What you should do: Wherever a picture appears in the listing, leave it out, and copy the rest exactly.

↓

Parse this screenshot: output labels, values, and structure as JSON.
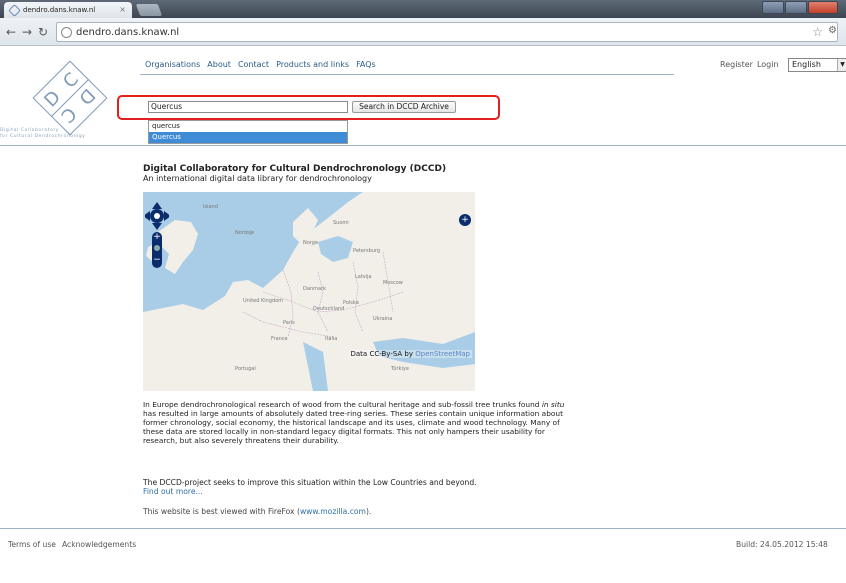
{
  "browser": {
    "tab_title": "dendro.dans.knaw.nl",
    "address": "dendro.dans.knaw.nl"
  },
  "logo": {
    "letters": "DC DC",
    "tagline_line1": "Digital          Collaboratory",
    "tagline_line2": "for Cultural Dendrochronology"
  },
  "nav": {
    "items": [
      "Organisations",
      "About",
      "Contact",
      "Products and links",
      "FAQs"
    ],
    "register": "Register",
    "login": "Login",
    "language": "English"
  },
  "search": {
    "value": "Quercus",
    "button": "Search in DCCD Archive",
    "suggestions": [
      "quercus",
      "Quercus"
    ],
    "selected_index": 1
  },
  "content": {
    "title": "Digital Collaboratory for Cultural Dendrochronology (DCCD)",
    "subtitle": "An international digital data library for dendrochronology",
    "map_attribution_prefix": "Data CC-By-SA by",
    "map_attribution_link": "OpenStreetMap",
    "para1_a": "In Europe dendrochronological research of wood from the cultural heritage and sub-fossil tree trunks found ",
    "para1_italic": "in situ",
    "para1_b": " has resulted in large amounts of absolutely dated tree-ring series. These series contain unique information about former chronology, social economy, the historical landscape and its uses, climate and wood technology. Many of these data are stored locally in non-standard legacy digital formats. This not only hampers their usability for research, but also severely threatens their durability.",
    "para2": "The DCCD-project seeks to improve this situation within the Low Countries and beyond.",
    "find_more": "Find out more...",
    "best_view_prefix": "This website is best viewed with FireFox (",
    "best_view_link": "www.mozilla.com",
    "best_view_suffix": ")."
  },
  "footer": {
    "terms": "Terms of use",
    "ack": "Acknowledgements",
    "build": "Build: 24.05.2012 15:48"
  },
  "colors": {
    "highlight": "#e32020",
    "link": "#2d6fa8",
    "selected": "#3e8bd6"
  }
}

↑

Answer space:
Parse this screenshot: output labels, values, and structure as JSON.
{
  "browser": {
    "tab_title": "dendro.dans.knaw.nl",
    "address": "dendro.dans.knaw.nl"
  },
  "logo": {
    "letters": "DC DC",
    "tagline_line1": "Digital          Collaboratory",
    "tagline_line2": "for Cultural Dendrochronology"
  },
  "nav": {
    "items": [
      "Organisations",
      "About",
      "Contact",
      "Products and links",
      "FAQs"
    ],
    "register": "Register",
    "login": "Login",
    "language": "English"
  },
  "search": {
    "value": "Quercus",
    "button": "Search in DCCD Archive",
    "suggestions": [
      "quercus",
      "Quercus"
    ],
    "selected_index": 1
  },
  "content": {
    "title": "Digital Collaboratory for Cultural Dendrochronology (DCCD)",
    "subtitle": "An international digital data library for dendrochronology",
    "map_attribution_prefix": "Data CC-By-SA by",
    "map_attribution_link": "OpenStreetMap",
    "para1_a": "In Europe dendrochronological research of wood from the cultural heritage and sub-fossil tree trunks found ",
    "para1_italic": "in situ",
    "para1_b": " has resulted in large amounts of absolutely dated tree-ring series. These series contain unique information about former chronology, social economy, the historical landscape and its uses, climate and wood technology. Many of these data are stored locally in non-standard legacy digital formats. This not only hampers their usability for research, but also severely threatens their durability.",
    "para2": "The DCCD-project seeks to improve this situation within the Low Countries and beyond.",
    "find_more": "Find out more...",
    "best_view_prefix": "This website is best viewed with FireFox (",
    "best_view_link": "www.mozilla.com",
    "best_view_suffix": ")."
  },
  "footer": {
    "terms": "Terms of use",
    "ack": "Acknowledgements",
    "build": "Build: 24.05.2012 15:48"
  },
  "colors": {
    "highlight": "#e32020",
    "link": "#2d6fa8",
    "selected": "#3e8bd6"
  }
}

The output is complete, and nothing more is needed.